you then decide that you need to get over all this, because, well, he’s just a cat after all. because if you don’t, people will think you’ve got a few screws loose.
except he’s not just a cat.
he was an extension of who you were. when you stopped trusting people, you decided that you could talk to him. when one day you question your own being because it seems no one can see the goodness in you because you aren’t good enough to them, you realize that you’re wrong, you are good enough, even if it’s just to a cat. in their own little way, they help you heal and that companionship is cathartic. you learn about responsibility because having a cat to a permanently single person is the closest thing to having a child, you learn about patience because you have to wake up every morning to open the backyard porch for him, but most importantly, you learn about compassion, because that is what having an animal is all about. unlike your groceries or day-to-business, you do NOT have to be responsible for a pet. but you choose to take care of one, you choose to be responsible to one. for someone who hopes to have a child, this is as close as it gets, and you relish the opportunity as to how it may give you that minute, but euphoric feeling of satisfaction that can be similar to one.
i still remember his extra thumbs. everyone would gasp when they would see his 6 fingers on each paw. he would win them over with them. he did his own thing, but when he was sick, he would go over to my brother, who was more of a parent to him than i ever could, and my brother would keep him very close on his bed at night. my poor baby was getting older, but he was taken care of so well by his real parent, that i cannot fathom what he must be going through at this moment.
but i tell them, he’s lived a good, long, mostly healthy life. he was so happy being outdoors. he lived well. he was loved so much. he was shedding a lot, especially in the summer, but i think we all adjusted despite all the complaints. he was a blessing in disguise, for so long. he bought out your immature, childlike side. he was your companion in all of your single life. he would stay up with you during exams. he did a great job with guests. he sat next to you while you had your dinner, reassuring you that you are indeed a better chef than you gave yourself credit for.

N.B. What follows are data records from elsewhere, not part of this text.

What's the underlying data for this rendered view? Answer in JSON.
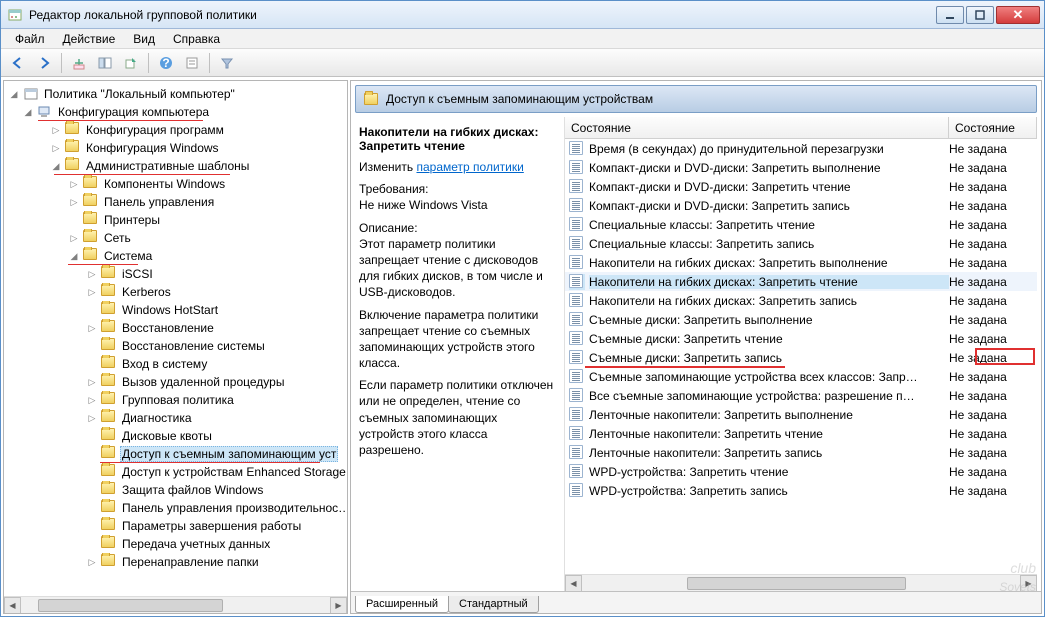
{
  "window": {
    "title": "Редактор локальной групповой политики"
  },
  "menu": {
    "file": "Файл",
    "action": "Действие",
    "view": "Вид",
    "help": "Справка"
  },
  "tree": {
    "root": "Политика \"Локальный компьютер\"",
    "comp_config": "Конфигурация компьютера",
    "prog_config": "Конфигурация программ",
    "win_config": "Конфигурация Windows",
    "admin_templates": "Административные шаблоны",
    "components": "Компоненты Windows",
    "control_panel": "Панель управления",
    "printers": "Принтеры",
    "network": "Сеть",
    "system": "Система",
    "sys_items": [
      "iSCSI",
      "Kerberos",
      "Windows HotStart",
      "Восстановление",
      "Восстановление системы",
      "Вход в систему",
      "Вызов удаленной процедуры",
      "Групповая политика",
      "Диагностика",
      "Дисковые квоты",
      "Доступ к съемным запоминающим уст",
      "Доступ к устройствам Enhanced Storage",
      "Защита файлов Windows",
      "Панель управления производительнос…",
      "Параметры завершения работы",
      "Передача учетных данных",
      "Перенаправление папки"
    ],
    "selected_index": 10
  },
  "right": {
    "path": "Доступ к съемным запоминающим устройствам",
    "detail": {
      "title": "Накопители на гибких дисках: Запретить чтение",
      "edit_label": "Изменить",
      "edit_link": "параметр политики",
      "req_label": "Требования:",
      "req_text": "Не ниже Windows Vista",
      "desc_label": "Описание:",
      "desc1": "Этот параметр политики запрещает чтение с дисководов для гибких дисков, в том числе и USB-дисководов.",
      "desc2": "Включение параметра политики запрещает чтение со съемных запоминающих устройств этого класса.",
      "desc3": "Если параметр политики отключен или не определен, чтение со съемных запоминающих устройств этого класса разрешено."
    },
    "columns": {
      "state_hdr": "Состояние",
      "state2": "Состояние"
    },
    "items": [
      {
        "name": "Время (в секундах) до принудительной перезагрузки",
        "state": "Не задана"
      },
      {
        "name": "Компакт-диски и DVD-диски: Запретить выполнение",
        "state": "Не задана"
      },
      {
        "name": "Компакт-диски и DVD-диски: Запретить чтение",
        "state": "Не задана"
      },
      {
        "name": "Компакт-диски и DVD-диски: Запретить запись",
        "state": "Не задана"
      },
      {
        "name": "Специальные классы: Запретить чтение",
        "state": "Не задана"
      },
      {
        "name": "Специальные классы: Запретить запись",
        "state": "Не задана"
      },
      {
        "name": "Накопители на гибких дисках: Запретить выполнение",
        "state": "Не задана"
      },
      {
        "name": "Накопители на гибких дисках: Запретить чтение",
        "state": "Не задана",
        "selected": true
      },
      {
        "name": "Накопители на гибких дисках: Запретить запись",
        "state": "Не задана"
      },
      {
        "name": "Съемные диски: Запретить выполнение",
        "state": "Не задана"
      },
      {
        "name": "Съемные диски: Запретить чтение",
        "state": "Не задана"
      },
      {
        "name": "Съемные диски: Запретить запись",
        "state": "Не задана",
        "red": true
      },
      {
        "name": "Съемные запоминающие устройства всех классов: Запр…",
        "state": "Не задана"
      },
      {
        "name": "Все съемные запоминающие устройства: разрешение п…",
        "state": "Не задана"
      },
      {
        "name": "Ленточные накопители: Запретить выполнение",
        "state": "Не задана"
      },
      {
        "name": "Ленточные накопители: Запретить чтение",
        "state": "Не задана"
      },
      {
        "name": "Ленточные накопители: Запретить запись",
        "state": "Не задана"
      },
      {
        "name": "WPD-устройства: Запретить чтение",
        "state": "Не задана"
      },
      {
        "name": "WPD-устройства: Запретить запись",
        "state": "Не задана"
      }
    ],
    "tabs": {
      "ext": "Расширенный",
      "std": "Стандартный"
    }
  },
  "watermark": {
    "top": "club",
    "bottom": "Sovets"
  }
}
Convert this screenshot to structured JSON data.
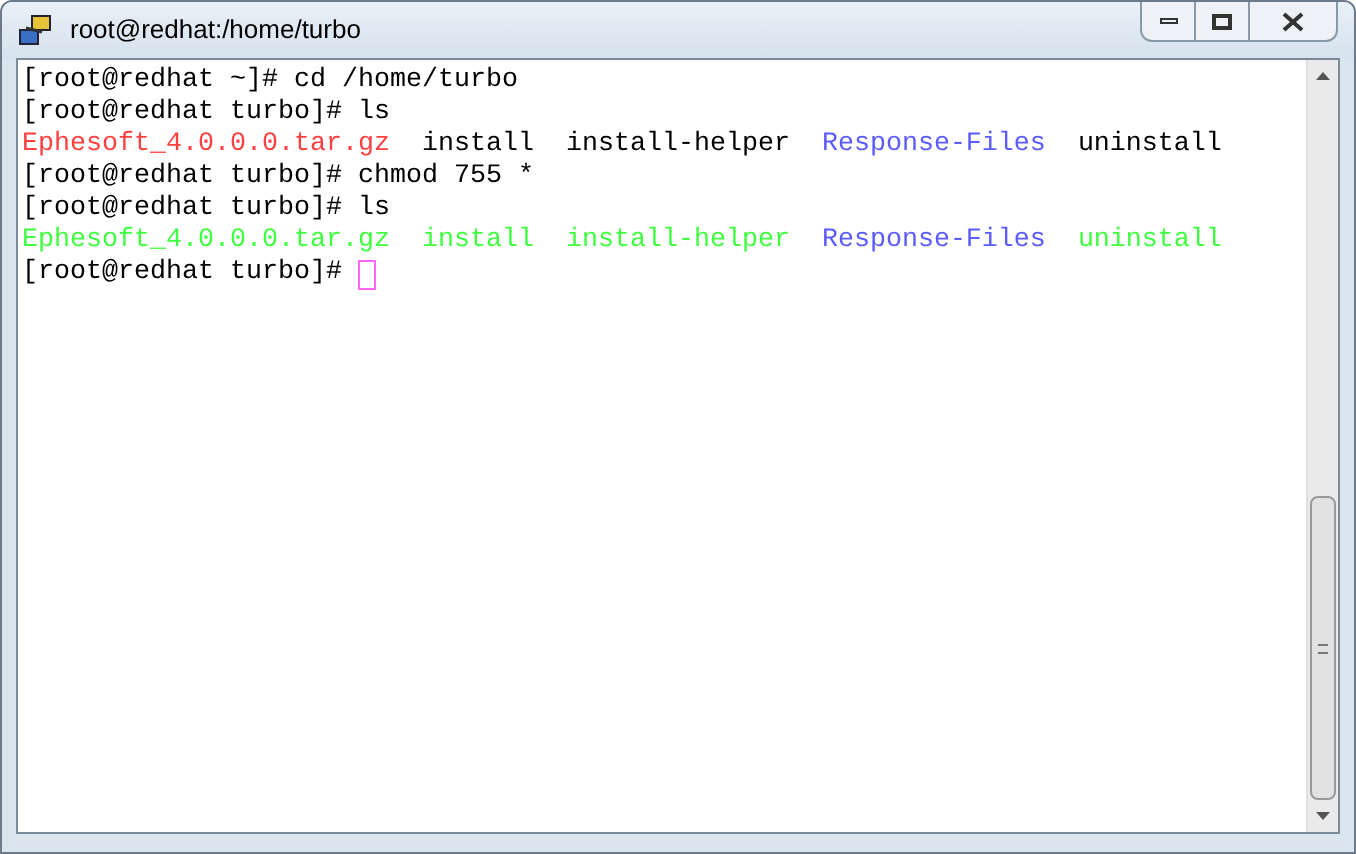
{
  "window": {
    "title": "root@redhat:/home/turbo"
  },
  "terminal": {
    "lines": [
      {
        "kind": "prompt",
        "text": "[root@redhat ~]# cd /home/turbo"
      },
      {
        "kind": "prompt",
        "text": "[root@redhat turbo]# ls"
      },
      {
        "kind": "listing",
        "files": [
          {
            "name": "Ephesoft_4.0.0.0.tar.gz",
            "color": "#ff4040"
          },
          {
            "name": "install",
            "color": "#000000"
          },
          {
            "name": "install-helper",
            "color": "#000000"
          },
          {
            "name": "Response-Files",
            "color": "#5b5bff"
          },
          {
            "name": "uninstall",
            "color": "#000000"
          }
        ]
      },
      {
        "kind": "prompt",
        "text": "[root@redhat turbo]# chmod 755 *"
      },
      {
        "kind": "prompt",
        "text": "[root@redhat turbo]# ls"
      },
      {
        "kind": "listing",
        "files": [
          {
            "name": "Ephesoft_4.0.0.0.tar.gz",
            "color": "#40ff40"
          },
          {
            "name": "install",
            "color": "#40ff40"
          },
          {
            "name": "install-helper",
            "color": "#40ff40"
          },
          {
            "name": "Response-Files",
            "color": "#5b5bff"
          },
          {
            "name": "uninstall",
            "color": "#40ff40"
          }
        ]
      },
      {
        "kind": "prompt",
        "text": "[root@redhat turbo]#",
        "cursor": true
      }
    ]
  }
}
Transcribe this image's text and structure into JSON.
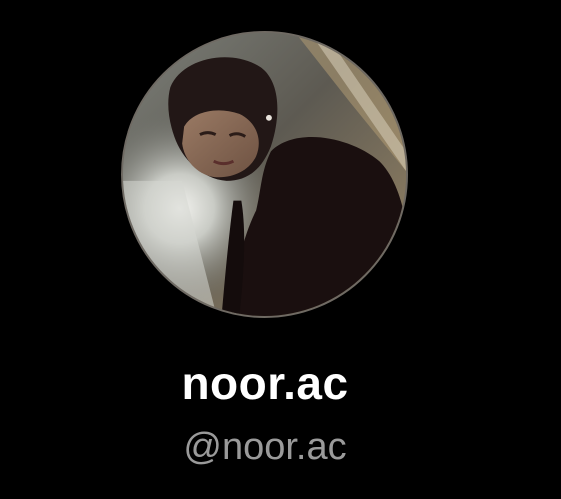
{
  "profile": {
    "display_name": "noor.ac",
    "handle": "@noor.ac",
    "avatar_icon": "profile-photo"
  },
  "colors": {
    "background": "#000000",
    "display_name": "#ffffff",
    "handle": "#9a9a9a"
  }
}
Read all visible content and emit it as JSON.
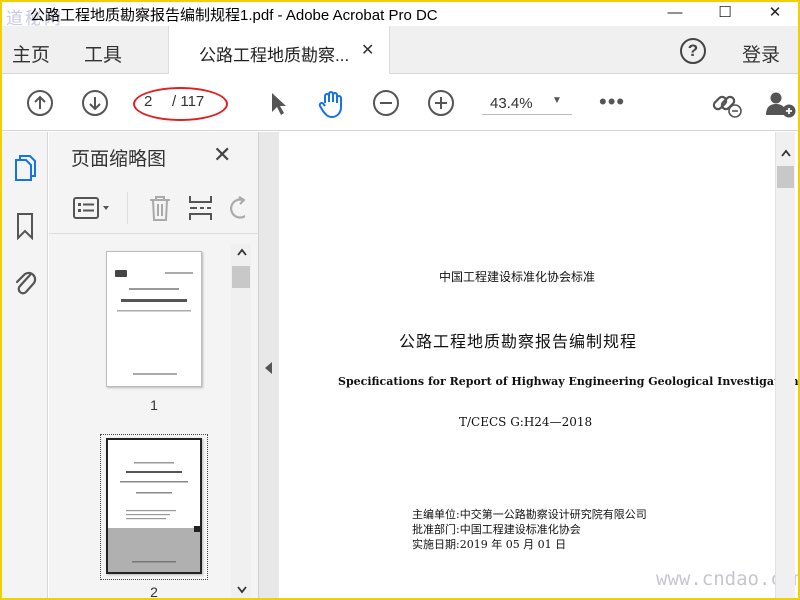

he’s much more than a cat. he was my shrink, my movie partner, my bedmate, my dinner date in front of the tv on a friday night, my alarm clock, my little thumb wrestler, my sunshine when i came home after a long day. he taught me how to love unconditionally, he taught me what it was like to have compassion, and he was a piece of my heart, full of love. he also made me realize that the kind of person i should be looking for, or be friends with, or the ones i get along well with, are those that have compassion for animals.
the pic on the left was taken when he was a few months old, while the pic on the right was taken when he was 10.
i’ll meet you on the other side, my little bubba.